Records from a dataset
※ ※ ※

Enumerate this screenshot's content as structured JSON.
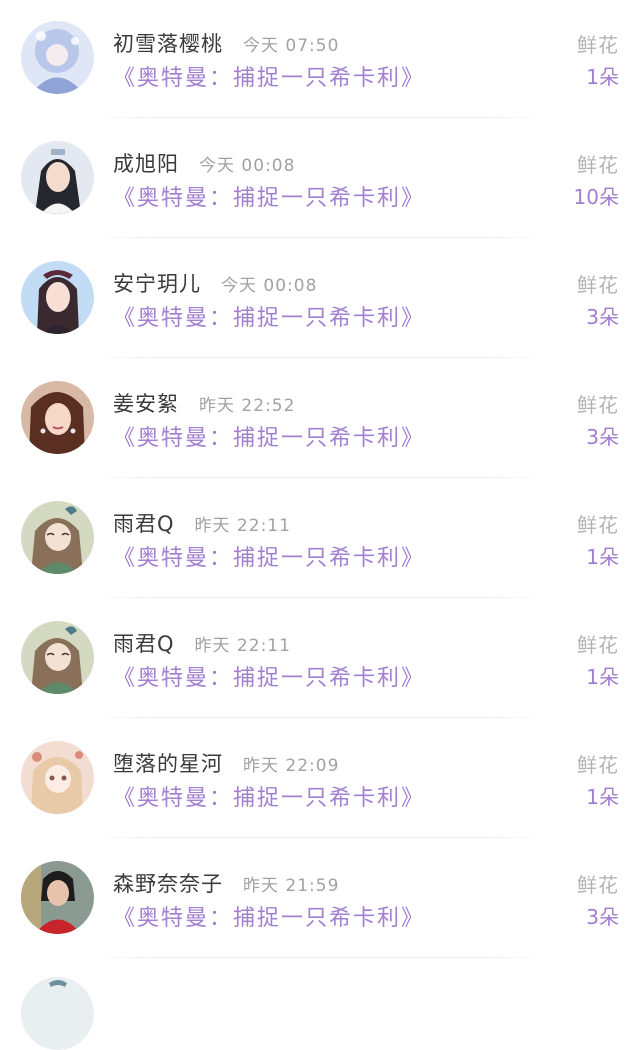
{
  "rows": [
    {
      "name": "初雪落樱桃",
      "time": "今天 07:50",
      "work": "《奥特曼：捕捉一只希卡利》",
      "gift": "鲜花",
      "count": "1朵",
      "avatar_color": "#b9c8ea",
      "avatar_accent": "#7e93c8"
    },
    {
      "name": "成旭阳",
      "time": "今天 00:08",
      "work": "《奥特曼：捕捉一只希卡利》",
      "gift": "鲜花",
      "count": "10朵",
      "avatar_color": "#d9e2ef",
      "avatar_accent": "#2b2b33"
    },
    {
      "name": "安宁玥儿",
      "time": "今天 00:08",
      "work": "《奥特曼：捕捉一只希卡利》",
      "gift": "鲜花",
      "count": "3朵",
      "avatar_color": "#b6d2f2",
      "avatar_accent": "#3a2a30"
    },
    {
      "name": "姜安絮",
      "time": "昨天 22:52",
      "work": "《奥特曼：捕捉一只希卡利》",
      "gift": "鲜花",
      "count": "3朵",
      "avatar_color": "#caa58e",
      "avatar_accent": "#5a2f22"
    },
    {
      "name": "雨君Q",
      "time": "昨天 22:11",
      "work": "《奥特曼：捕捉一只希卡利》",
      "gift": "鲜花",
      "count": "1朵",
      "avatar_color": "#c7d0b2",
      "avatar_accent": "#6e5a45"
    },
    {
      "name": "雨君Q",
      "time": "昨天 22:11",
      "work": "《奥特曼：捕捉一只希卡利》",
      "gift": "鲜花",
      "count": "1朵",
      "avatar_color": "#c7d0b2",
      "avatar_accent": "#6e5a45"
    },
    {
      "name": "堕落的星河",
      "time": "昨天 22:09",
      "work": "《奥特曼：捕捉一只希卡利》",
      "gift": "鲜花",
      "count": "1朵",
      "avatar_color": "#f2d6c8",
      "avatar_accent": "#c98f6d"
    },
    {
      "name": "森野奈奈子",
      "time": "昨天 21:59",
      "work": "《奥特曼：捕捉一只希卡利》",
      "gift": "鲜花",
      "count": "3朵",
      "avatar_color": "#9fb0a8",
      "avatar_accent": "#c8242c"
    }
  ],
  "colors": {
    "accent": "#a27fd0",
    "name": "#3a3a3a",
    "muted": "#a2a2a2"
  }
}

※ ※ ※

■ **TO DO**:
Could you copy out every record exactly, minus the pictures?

■ **OUTPUT BELOW**:
Enumerate this screenshot's content as structured JSON.
{
  "rows": [
    {
      "name": "初雪落樱桃",
      "time": "今天 07:50",
      "work": "《奥特曼：捕捉一只希卡利》",
      "gift": "鲜花",
      "count": "1朵",
      "avatar_color": "#b9c8ea",
      "avatar_accent": "#7e93c8"
    },
    {
      "name": "成旭阳",
      "time": "今天 00:08",
      "work": "《奥特曼：捕捉一只希卡利》",
      "gift": "鲜花",
      "count": "10朵",
      "avatar_color": "#d9e2ef",
      "avatar_accent": "#2b2b33"
    },
    {
      "name": "安宁玥儿",
      "time": "今天 00:08",
      "work": "《奥特曼：捕捉一只希卡利》",
      "gift": "鲜花",
      "count": "3朵",
      "avatar_color": "#b6d2f2",
      "avatar_accent": "#3a2a30"
    },
    {
      "name": "姜安絮",
      "time": "昨天 22:52",
      "work": "《奥特曼：捕捉一只希卡利》",
      "gift": "鲜花",
      "count": "3朵",
      "avatar_color": "#caa58e",
      "avatar_accent": "#5a2f22"
    },
    {
      "name": "雨君Q",
      "time": "昨天 22:11",
      "work": "《奥特曼：捕捉一只希卡利》",
      "gift": "鲜花",
      "count": "1朵",
      "avatar_color": "#c7d0b2",
      "avatar_accent": "#6e5a45"
    },
    {
      "name": "雨君Q",
      "time": "昨天 22:11",
      "work": "《奥特曼：捕捉一只希卡利》",
      "gift": "鲜花",
      "count": "1朵",
      "avatar_color": "#c7d0b2",
      "avatar_accent": "#6e5a45"
    },
    {
      "name": "堕落的星河",
      "time": "昨天 22:09",
      "work": "《奥特曼：捕捉一只希卡利》",
      "gift": "鲜花",
      "count": "1朵",
      "avatar_color": "#f2d6c8",
      "avatar_accent": "#c98f6d"
    },
    {
      "name": "森野奈奈子",
      "time": "昨天 21:59",
      "work": "《奥特曼：捕捉一只希卡利》",
      "gift": "鲜花",
      "count": "3朵",
      "avatar_color": "#9fb0a8",
      "avatar_accent": "#c8242c"
    }
  ],
  "colors": {
    "accent": "#a27fd0",
    "name": "#3a3a3a",
    "muted": "#a2a2a2"
  }
}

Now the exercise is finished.